Sociological Studies of Foster Care

Many people believe that a child will live a better life if
they are able to live with their birth parents rather than being placed in a
foster home. There is inadequate research that explores what should be done if
that opportunity ceases to be an option. These sociological studies just do not
quite sum up what is the prime solution when a child has to be placed in a
foster home. With the number of children in the foster care system averaging at
over 500,000 each year nationwide, it is important to explore the avenues that
can be taken with the
 foster care. 

One of the common issues that
children in foster care face are behavioral problems. The instances of trauma
that children that are placed in a foster home often face are much too intense
for them to handle. Once they are finally able to exit that circumstance and
make their way to a foster home, many of these children have not come to terms
with the issues that caused them to be in a foster home in the first place.
This causes many of those children to have behavioral problems when they enter
a new foster home. They have yet to be given the proper treatment to deal with
the
 abuse. 

All You Need to Know About Children Unprepared For Adulthood

All You Need to Know About Children Unprepared For Adulthood

Although the Federal Government has enforced a law that states that as a foster child exits the foster care system and is between the ages of 18 and 21, he or she is to receive additional aid from the State in the form of health care benefits, training, and financial assistance, this does not help every foster child.
Some foster children do not qualify. Some programs are substandard. Some foster children do not know that this is available to them. Others do not feel encouraged of the importance of this to their lives and future. Some foster children have a negative view of the foster care system, and are not interested in what it offers them during their transition into adulthood. 
Although the training and health care benefits that the State is able to offer foster children is a step in the right direction, it is not the best solution. The statistics of life after a foster child exits the system shows that there is a larger problem at hand that affords more than just the offering of a few additional State-provided services. Given the statistics regarding foster children who lead a destructive lifestyle after leaving foster care, it is important that the Government gets to the root of the problem within the foster care system.
Foster children need more than just a few additional courses after a lifetime in the foster care system. A foster child needs to receive the preparation they will need to become productive members of society throughout their time in the foster care system. A foster child needs proper life education as they continue to grow and mature. 
A foster child is no different from any other child in that they learn the life lessons that prepare them for adulthood along the way. Thus, the foster care system should focus their attention on giving a foster child guidance from the moment that they enter the system.

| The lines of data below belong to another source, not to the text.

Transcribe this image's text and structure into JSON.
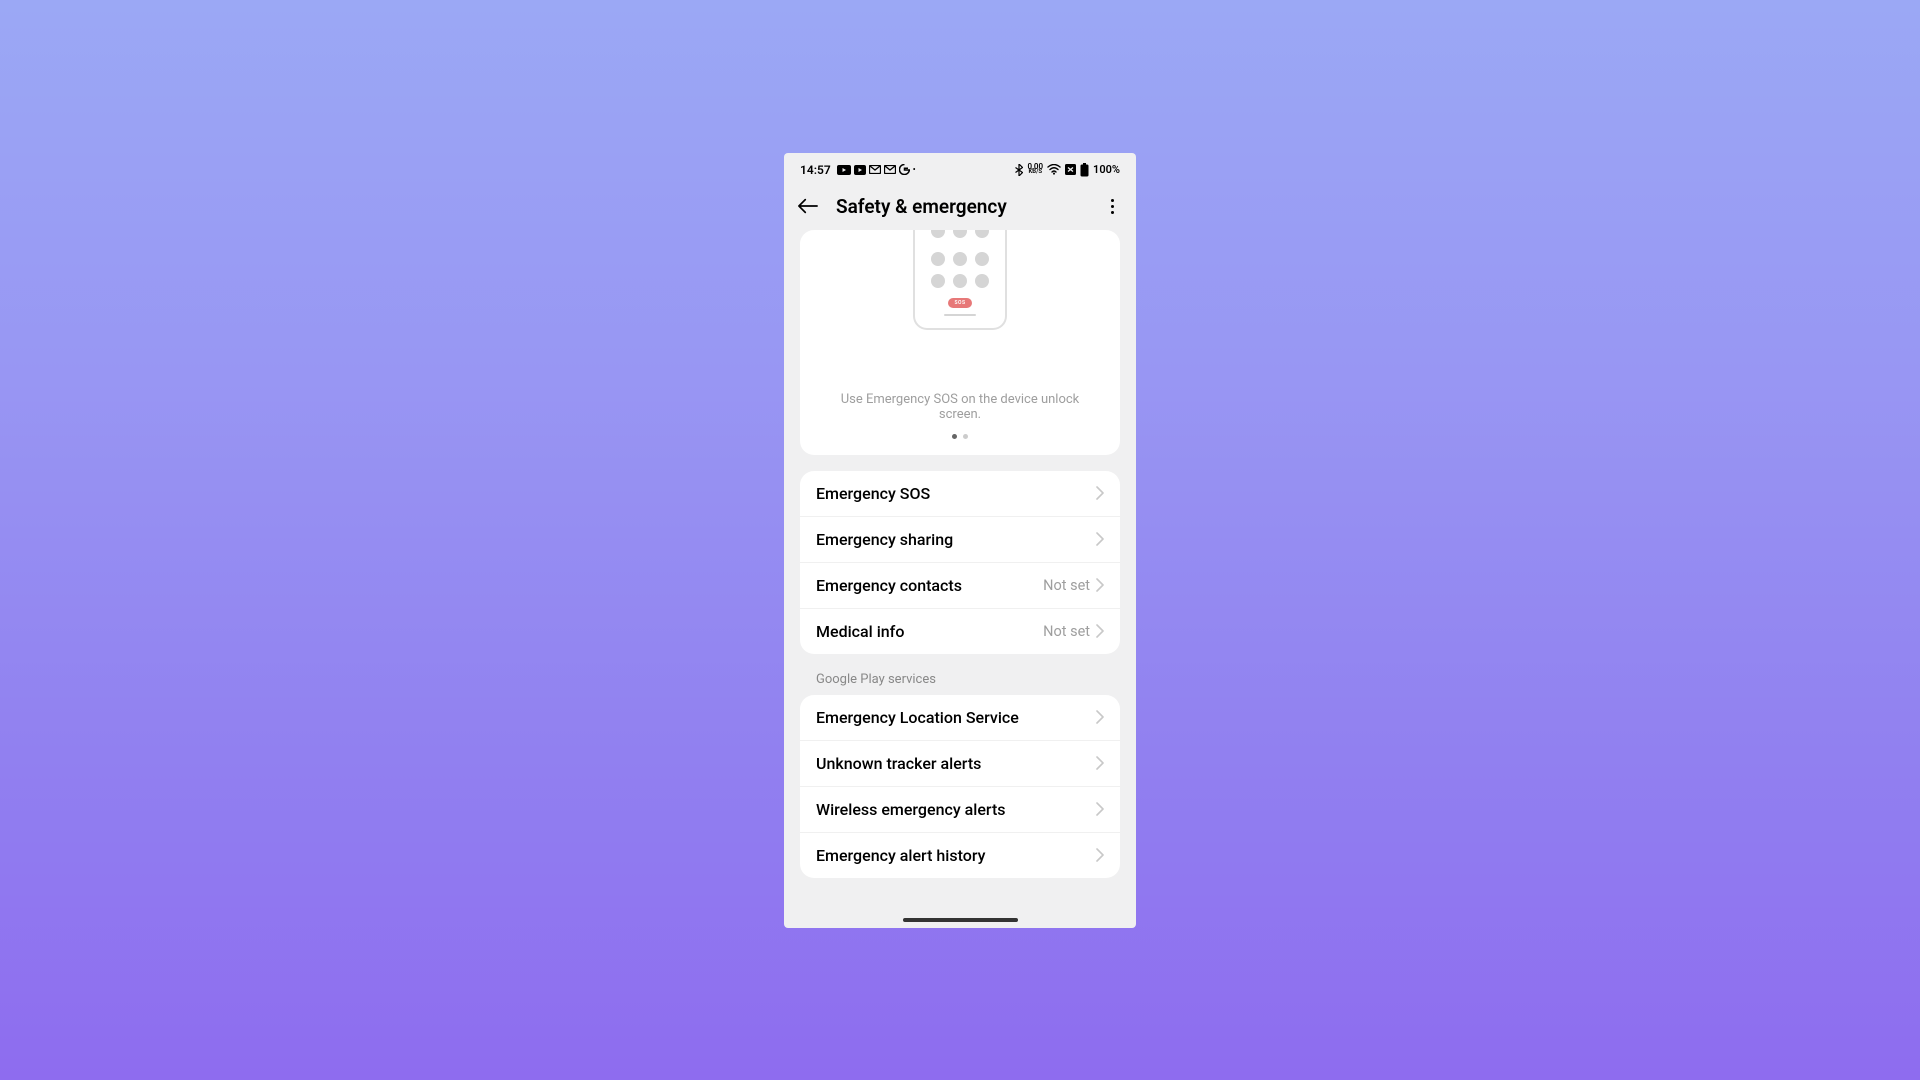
{
  "status": {
    "time": "14:57",
    "data_rate": "0,00",
    "data_unit": "KB/S",
    "battery": "100%"
  },
  "appbar": {
    "title": "Safety & emergency"
  },
  "hero": {
    "caption": "Use Emergency SOS on the device unlock screen.",
    "sos_label": "SOS"
  },
  "group1": {
    "items": [
      {
        "label": "Emergency SOS",
        "value": ""
      },
      {
        "label": "Emergency sharing",
        "value": ""
      },
      {
        "label": "Emergency contacts",
        "value": "Not set"
      },
      {
        "label": "Medical info",
        "value": "Not set"
      }
    ]
  },
  "section2_header": "Google Play services",
  "group2": {
    "items": [
      {
        "label": "Emergency Location Service",
        "value": ""
      },
      {
        "label": "Unknown tracker alerts",
        "value": ""
      },
      {
        "label": "Wireless emergency alerts",
        "value": ""
      },
      {
        "label": "Emergency alert history",
        "value": ""
      }
    ]
  }
}
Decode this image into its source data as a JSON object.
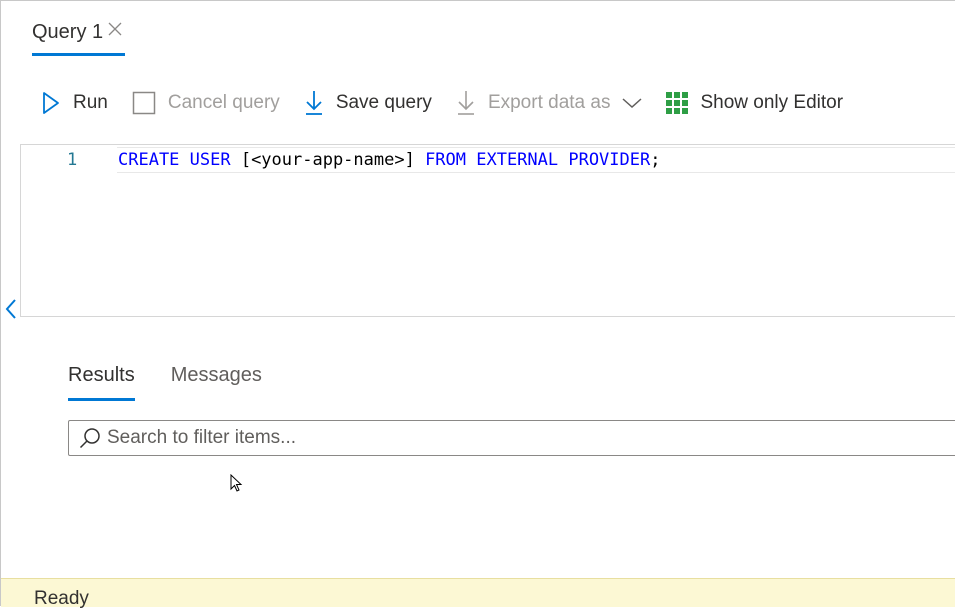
{
  "tab": {
    "label": "Query 1"
  },
  "toolbar": {
    "run_label": "Run",
    "cancel_label": "Cancel query",
    "save_label": "Save query",
    "export_label": "Export data as",
    "show_editor_label": "Show only Editor"
  },
  "editor": {
    "line_number": "1",
    "code": {
      "kw1": "CREATE USER",
      "ident": " [<your-app-name>] ",
      "kw2": "FROM EXTERNAL PROVIDER",
      "end": ";"
    }
  },
  "results": {
    "tabs": [
      "Results",
      "Messages"
    ],
    "search_placeholder": "Search to filter items..."
  },
  "status": {
    "text": "Ready"
  },
  "colors": {
    "accent": "#0078d4",
    "keyword": "#0000ff",
    "status_bg": "#fcf8d4",
    "grid_icon": "#2e9e45"
  }
}
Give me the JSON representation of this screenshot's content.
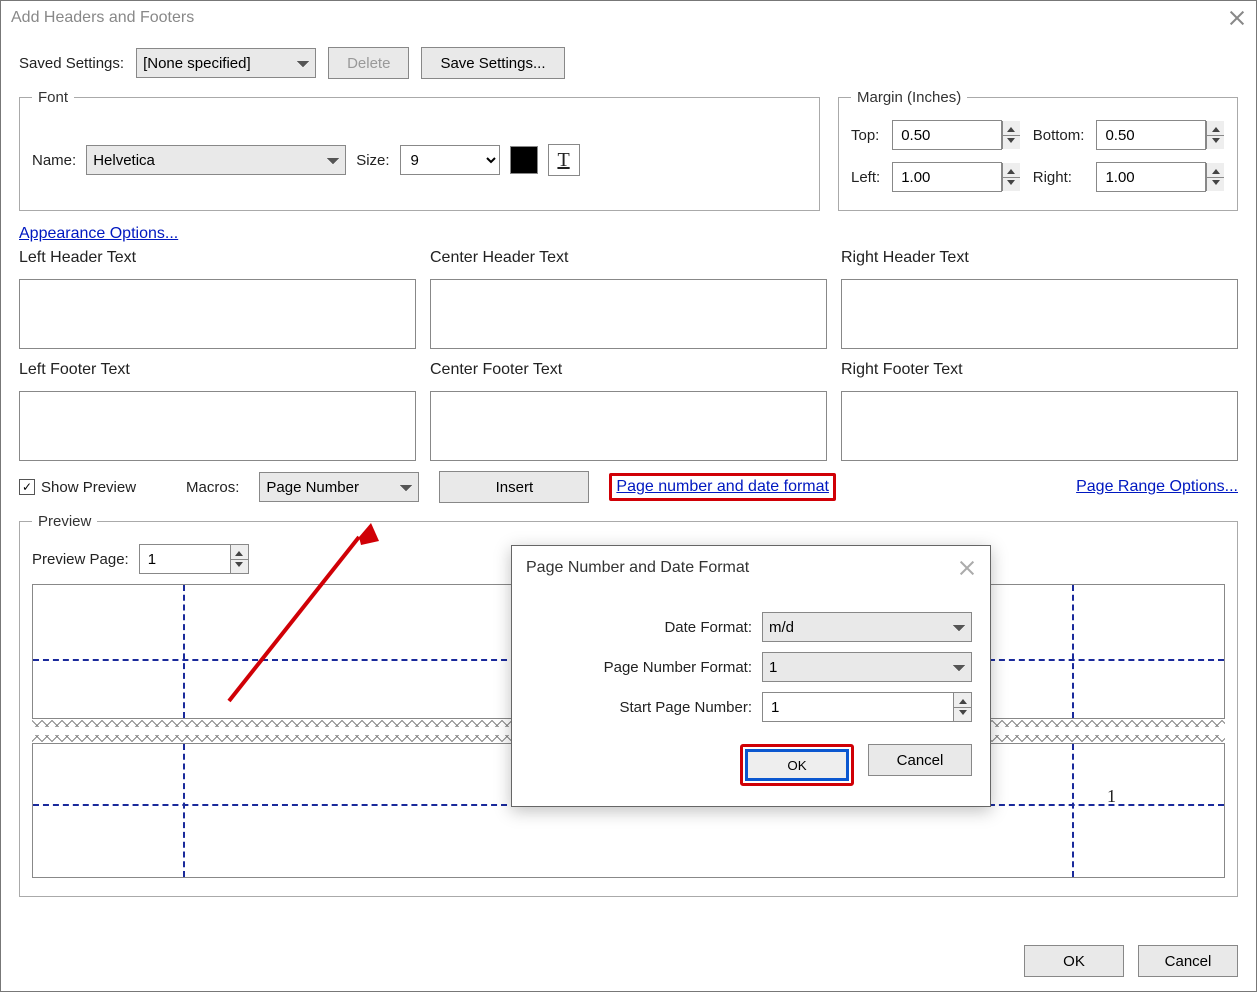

Understanding Experimental Testing

Understanding Experimental Testing

The Incarnation Children’s Center out of Harlem, NY, also known as the ICC, had raised many eyebrows in the 1990s for the experimental testing that they permitted many of their foster kids to be involved in under their care.
The Incarnation Children’s Center of Harlem had allowed 465 of their foster kids with HIV to participate in a HIV study that had many people questioning the nature of this experiment these foster kids had undergone. It has been claimed by many that racism had a large part to do with why these foster kids, in particular, were placed in this HIV study. The ICC foster care, along with the NYC Administration for Children Services, is said to be responsible for this level of misconduct.
The fact that 98 percent of the foster kids that were provided foster care by the ICC were minority led many to believe that the experiment’s use of these particular foster kids could have been committed with ill intent. Many believe that the foster kids that participated in the study were not valued in the way that a participant in a clinical study should be. The foster care system was criticized by many for enabling this type of activity to be conducted.
The HIV experimental study of the foster kids under the foster care of the ICC caused many to compare the experiment to that of the Tuskegee syphilis experiment of Tuskegee, Alabama that lasted from 1932 to 1972. That study involved 399 underprivileged African American sharecroppers that had contracted syphilis and was carried out by the United States Public Health Service.
The focus of the experiment was said to be to be able to form programs that would help African Americans suffering from the illness. Due to a leak to the press, investigators discovered that the men, women, and children in the experiment were not offered the proper care that they could and should have been. Many felt that the foster kids in the foster care of the ICC were exploited in the same way.
Many believed that the ICC foster care subjected these foster kids to violations of the standards of the 1979 Belmont Report for clinical studies. It was the belief that the foster care system failed to allow the kids to be studied with the standard of giving them proper informed consent, minimizing the risks while making sure that the benefits of the treatment options were carried out, and administering a procedure that would not exploit them, and making sure that they were properly compensated for the experimental study.